Places Made After Their Stories: Design and the art of choreotopography
How is emotional meaning found in places? How can creating new urban spaces be a vehicle for less adversarial forms of political coexistence, new customs of social innovation? Places Made After Their Stories shows how the emotional geographies we carry inside us and the ecstatic desire at the heart of democratic community-making can come together to inform contemporary landscape and urban design.
Using case studies of public space design from Alice Springs to Perth and Melbourne, in which the author forged for himself the novel role of designer-dramaturg, Carter describes a new approach to place-making in which topography and choreography fuse. He counters the symbolic neglect of functionalist design with a brilliant account of poetic and graphic techniques developed to materialize ambience. Bringing together and further transforming insights from such earlier publications as Material Thinking (2004) and Meeting Place (2013), Carter describes a practice of sense-making and form-making that embodies fundamental gestures of welcome, arrangement and exchange in the built setting. This is a book of characteristic eloquence, generously gathering philosophical and poetic evidence to illuminate a new way of place-making.
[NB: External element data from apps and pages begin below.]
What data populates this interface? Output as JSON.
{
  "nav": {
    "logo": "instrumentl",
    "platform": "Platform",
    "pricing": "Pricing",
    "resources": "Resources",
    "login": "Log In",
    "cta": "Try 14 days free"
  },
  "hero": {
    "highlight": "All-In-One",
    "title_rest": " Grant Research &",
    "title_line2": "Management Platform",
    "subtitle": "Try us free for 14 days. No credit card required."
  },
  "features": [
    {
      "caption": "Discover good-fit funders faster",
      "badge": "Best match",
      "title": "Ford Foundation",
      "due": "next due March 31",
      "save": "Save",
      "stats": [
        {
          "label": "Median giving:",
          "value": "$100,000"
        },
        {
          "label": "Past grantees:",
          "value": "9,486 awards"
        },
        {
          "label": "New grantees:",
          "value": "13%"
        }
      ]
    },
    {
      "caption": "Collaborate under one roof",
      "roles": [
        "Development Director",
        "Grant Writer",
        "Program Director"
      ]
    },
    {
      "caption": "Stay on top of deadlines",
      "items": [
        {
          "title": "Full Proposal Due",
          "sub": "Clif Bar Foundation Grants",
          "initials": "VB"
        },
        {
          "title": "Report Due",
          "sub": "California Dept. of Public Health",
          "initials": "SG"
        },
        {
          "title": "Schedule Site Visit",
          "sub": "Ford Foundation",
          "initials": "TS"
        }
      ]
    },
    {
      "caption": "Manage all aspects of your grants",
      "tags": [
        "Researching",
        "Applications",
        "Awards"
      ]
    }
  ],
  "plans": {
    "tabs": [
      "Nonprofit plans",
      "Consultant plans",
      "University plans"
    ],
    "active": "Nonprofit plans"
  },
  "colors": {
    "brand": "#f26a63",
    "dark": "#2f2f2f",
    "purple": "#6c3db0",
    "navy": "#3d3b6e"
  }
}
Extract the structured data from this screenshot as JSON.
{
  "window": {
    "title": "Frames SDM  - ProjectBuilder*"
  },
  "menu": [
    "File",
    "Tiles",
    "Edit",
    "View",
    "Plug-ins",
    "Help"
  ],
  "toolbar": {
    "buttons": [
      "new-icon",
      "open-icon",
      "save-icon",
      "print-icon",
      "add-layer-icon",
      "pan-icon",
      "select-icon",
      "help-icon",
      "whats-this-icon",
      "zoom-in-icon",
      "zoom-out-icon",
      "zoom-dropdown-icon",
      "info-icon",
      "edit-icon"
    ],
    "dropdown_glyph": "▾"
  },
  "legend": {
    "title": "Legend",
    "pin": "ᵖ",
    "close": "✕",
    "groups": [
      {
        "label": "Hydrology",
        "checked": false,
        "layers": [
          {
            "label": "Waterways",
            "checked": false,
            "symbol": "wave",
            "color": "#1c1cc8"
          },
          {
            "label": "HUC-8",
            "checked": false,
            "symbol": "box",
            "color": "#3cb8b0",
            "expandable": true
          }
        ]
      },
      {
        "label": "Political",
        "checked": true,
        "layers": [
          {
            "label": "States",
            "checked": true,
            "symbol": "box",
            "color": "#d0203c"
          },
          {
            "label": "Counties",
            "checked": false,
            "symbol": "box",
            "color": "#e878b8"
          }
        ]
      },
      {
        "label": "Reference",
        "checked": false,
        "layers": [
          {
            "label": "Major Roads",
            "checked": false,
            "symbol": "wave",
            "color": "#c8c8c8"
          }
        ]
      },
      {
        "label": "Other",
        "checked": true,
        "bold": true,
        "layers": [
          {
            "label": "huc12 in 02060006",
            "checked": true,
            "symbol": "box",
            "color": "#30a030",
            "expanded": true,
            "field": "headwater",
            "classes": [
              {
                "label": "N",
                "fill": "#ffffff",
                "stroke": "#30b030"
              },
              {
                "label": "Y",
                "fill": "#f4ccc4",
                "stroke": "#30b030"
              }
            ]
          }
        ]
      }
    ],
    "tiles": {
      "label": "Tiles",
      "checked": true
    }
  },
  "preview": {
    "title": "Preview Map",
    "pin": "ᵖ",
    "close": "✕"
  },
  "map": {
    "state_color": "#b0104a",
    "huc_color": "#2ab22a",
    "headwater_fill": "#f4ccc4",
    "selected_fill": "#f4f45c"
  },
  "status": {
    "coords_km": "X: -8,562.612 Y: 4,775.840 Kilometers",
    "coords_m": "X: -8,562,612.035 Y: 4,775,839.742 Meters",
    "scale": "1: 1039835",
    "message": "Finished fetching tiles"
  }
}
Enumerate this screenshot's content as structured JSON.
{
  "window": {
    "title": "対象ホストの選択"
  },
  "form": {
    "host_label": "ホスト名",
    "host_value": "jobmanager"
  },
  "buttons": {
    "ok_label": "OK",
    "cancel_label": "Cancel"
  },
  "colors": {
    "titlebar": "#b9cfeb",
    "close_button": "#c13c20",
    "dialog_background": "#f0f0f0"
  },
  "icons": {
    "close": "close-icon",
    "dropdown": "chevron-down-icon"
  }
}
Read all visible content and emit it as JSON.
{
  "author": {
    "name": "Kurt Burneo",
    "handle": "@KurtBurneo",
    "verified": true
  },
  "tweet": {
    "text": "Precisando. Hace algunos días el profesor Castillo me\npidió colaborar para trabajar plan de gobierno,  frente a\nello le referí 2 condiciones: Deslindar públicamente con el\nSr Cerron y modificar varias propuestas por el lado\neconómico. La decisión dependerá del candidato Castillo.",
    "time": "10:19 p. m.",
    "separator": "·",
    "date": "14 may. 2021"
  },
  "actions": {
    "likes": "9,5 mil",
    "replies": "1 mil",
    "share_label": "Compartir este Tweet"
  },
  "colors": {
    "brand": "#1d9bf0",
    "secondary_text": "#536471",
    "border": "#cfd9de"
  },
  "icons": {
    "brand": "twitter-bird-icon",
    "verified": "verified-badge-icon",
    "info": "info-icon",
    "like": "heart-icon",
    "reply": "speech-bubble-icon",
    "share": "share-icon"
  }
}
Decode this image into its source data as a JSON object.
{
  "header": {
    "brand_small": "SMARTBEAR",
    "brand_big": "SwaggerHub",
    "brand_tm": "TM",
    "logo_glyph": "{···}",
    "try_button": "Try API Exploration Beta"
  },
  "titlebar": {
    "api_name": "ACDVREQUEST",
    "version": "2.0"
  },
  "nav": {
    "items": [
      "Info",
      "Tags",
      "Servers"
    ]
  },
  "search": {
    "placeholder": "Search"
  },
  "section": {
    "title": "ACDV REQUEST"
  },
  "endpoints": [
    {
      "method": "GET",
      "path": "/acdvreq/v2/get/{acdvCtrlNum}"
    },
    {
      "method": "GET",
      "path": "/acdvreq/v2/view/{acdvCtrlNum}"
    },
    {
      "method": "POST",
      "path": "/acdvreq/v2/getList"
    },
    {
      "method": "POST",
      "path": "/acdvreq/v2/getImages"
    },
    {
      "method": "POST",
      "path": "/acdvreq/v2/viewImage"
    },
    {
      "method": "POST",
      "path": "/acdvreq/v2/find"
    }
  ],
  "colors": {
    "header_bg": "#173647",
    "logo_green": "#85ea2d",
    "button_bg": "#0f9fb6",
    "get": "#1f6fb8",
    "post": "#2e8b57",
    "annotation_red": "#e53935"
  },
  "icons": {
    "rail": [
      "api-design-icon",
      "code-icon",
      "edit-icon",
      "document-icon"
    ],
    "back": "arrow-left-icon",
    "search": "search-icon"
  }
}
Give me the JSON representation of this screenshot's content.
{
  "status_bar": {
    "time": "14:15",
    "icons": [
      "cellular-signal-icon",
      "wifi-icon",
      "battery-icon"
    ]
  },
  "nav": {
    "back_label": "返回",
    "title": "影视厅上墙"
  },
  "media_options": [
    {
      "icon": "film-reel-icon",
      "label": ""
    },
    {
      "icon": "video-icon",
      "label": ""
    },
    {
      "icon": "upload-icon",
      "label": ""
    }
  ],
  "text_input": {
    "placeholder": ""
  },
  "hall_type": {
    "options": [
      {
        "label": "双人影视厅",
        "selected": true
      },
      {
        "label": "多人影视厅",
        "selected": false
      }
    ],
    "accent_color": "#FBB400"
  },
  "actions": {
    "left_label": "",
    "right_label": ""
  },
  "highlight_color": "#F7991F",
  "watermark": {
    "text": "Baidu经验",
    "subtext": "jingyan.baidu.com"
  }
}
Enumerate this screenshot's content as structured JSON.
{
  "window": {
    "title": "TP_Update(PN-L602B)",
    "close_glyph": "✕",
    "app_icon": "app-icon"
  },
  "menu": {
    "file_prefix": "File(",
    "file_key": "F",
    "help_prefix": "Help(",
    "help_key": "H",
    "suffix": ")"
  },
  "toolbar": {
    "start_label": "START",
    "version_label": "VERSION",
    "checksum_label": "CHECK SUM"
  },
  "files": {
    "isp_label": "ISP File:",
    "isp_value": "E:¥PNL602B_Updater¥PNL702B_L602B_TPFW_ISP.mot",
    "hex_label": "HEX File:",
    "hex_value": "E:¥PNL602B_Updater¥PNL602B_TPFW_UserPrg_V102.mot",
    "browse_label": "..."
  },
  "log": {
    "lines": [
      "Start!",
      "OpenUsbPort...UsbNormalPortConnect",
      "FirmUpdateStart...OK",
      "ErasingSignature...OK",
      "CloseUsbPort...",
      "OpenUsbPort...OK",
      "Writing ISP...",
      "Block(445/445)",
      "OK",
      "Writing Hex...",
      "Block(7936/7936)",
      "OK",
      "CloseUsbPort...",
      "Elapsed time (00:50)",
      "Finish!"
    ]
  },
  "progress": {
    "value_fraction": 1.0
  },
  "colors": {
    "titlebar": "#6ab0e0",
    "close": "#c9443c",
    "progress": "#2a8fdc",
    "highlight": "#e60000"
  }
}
It will be a practical vade mecum for artists wanting to work in the public realm and a key reference for planning authorities, governments and communities keen to reconnect place making to human creativity and affect.